That hasn’t stopped outlets like Time magazine from pushing their sky-is-falling narrative. “Birth control without a co-pay could disappear if a regulation reportedly drafted by the Trump administration is rubber stamped, potentially leading to higher out-of-pocket costs for hundreds of thousands of women,” write the fearmongers. As liberals try to spin this into a debate about denying women free “reproductive care,” the reality is that the federal government already gives out free birth control at Title X clinics all across America. What President Trump is making clear is that it’s not right to order conscientious objectors to provide it, under threat of crippling fines, when there are other ways to get it to them. Plus, the Federalist jabbed, there’s no such thing as “denying access” to birth control if these businesses are paying their employees wages they can use to buy whatever they want. (Which, as most people will tell you, isn’t exactly a financial hardship at $6 a pack.)
Mark Rienzi, senior counsel with the Becket Law, pushes back on the exaggerations of the Left. “You will hear the number 55 million bandied about by opponents of the Little Sisters of the Poor. But the actual number of affected employees is less than 3/10ths of one percent of 55 million. This is Chicken Little on steroids.” Not to mention that the rate of insured women who got free birth control soared to 59 percent from 14 percent in 2012. So if there is a “war on women,” it’s on women with religious beliefs — who seem to be the only ones hurting under Obama’s law. We applaud Secretary Price and President Trump for working to right this wrong and restore the First Amendment freedoms that are essential to making America great again.
The cost of an individual ObamaCare policy has increased by an average 105 percent from 2013 to 2017 in all 39 states that have used the federal exchange, the Trump administration said Tuesday. A senior Health and Human Services official said the findings are significant because they look at the increases from the time key ObamaCare provisions took effect, compared to most year-to-year studies that fail to show the 2010 law’s “true effect.” The average monthly premiums increased from $224 in 2013 to $476 in 2017, according to the report. The HHS official said the cost doubled in 20 of the states and tripled in three of them.
This is what the democrats are fighting to keep.
In 2016, there were 287 insurers who offered insurance on the Obamacare exchanges and in 2017 that number dropped to 218. There were 34 states that saw the number of insurers decline, 15 states have the same amount of insurers from 2016 to 2017 and only one state added an insurer in 2017.
Five states, Alabama, Alaska, Oklahoma, South Carolina, and Wyoming, have only one insurer operating on the exchanges, leaving consumers with little choice.

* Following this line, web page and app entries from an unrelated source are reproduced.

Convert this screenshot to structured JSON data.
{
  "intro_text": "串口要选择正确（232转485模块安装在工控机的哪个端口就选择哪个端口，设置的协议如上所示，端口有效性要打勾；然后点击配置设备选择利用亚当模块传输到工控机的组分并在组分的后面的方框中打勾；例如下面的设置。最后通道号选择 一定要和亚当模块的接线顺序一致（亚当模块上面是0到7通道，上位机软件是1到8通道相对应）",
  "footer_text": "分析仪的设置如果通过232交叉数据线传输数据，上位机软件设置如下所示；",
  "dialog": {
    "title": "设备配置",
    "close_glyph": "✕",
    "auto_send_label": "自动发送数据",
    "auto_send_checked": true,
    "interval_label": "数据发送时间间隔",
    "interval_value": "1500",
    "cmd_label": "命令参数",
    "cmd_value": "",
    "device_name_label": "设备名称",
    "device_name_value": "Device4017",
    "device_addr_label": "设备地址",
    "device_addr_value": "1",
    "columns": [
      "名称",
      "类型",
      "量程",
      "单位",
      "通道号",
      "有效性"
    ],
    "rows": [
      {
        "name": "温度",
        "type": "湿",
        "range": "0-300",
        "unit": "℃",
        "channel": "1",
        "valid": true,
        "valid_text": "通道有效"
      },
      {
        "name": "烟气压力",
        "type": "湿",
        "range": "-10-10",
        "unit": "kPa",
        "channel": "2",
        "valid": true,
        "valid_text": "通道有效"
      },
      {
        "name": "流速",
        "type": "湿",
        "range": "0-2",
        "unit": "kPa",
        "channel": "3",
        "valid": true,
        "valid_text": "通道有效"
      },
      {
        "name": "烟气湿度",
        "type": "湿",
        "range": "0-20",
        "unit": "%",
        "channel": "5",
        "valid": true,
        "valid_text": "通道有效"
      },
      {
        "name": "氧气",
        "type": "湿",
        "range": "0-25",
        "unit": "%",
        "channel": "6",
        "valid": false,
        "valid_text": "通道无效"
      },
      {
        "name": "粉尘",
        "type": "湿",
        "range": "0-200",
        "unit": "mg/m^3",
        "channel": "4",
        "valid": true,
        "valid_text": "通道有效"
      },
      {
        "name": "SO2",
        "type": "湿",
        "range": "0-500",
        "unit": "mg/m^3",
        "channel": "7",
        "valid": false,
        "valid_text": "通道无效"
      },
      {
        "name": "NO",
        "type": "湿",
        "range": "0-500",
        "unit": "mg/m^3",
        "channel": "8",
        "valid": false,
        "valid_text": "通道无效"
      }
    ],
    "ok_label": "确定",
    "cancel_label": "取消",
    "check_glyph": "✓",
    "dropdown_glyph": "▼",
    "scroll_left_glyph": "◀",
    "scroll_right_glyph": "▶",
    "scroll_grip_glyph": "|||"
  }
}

In one-third of counties in the United States, about one in five enrollees, or 21 percent, have access to only one insurer operating on the exchanges. This is a significant increase from the 2 percent of enrollees in 7 percent of counties that had access to only one insurer last year.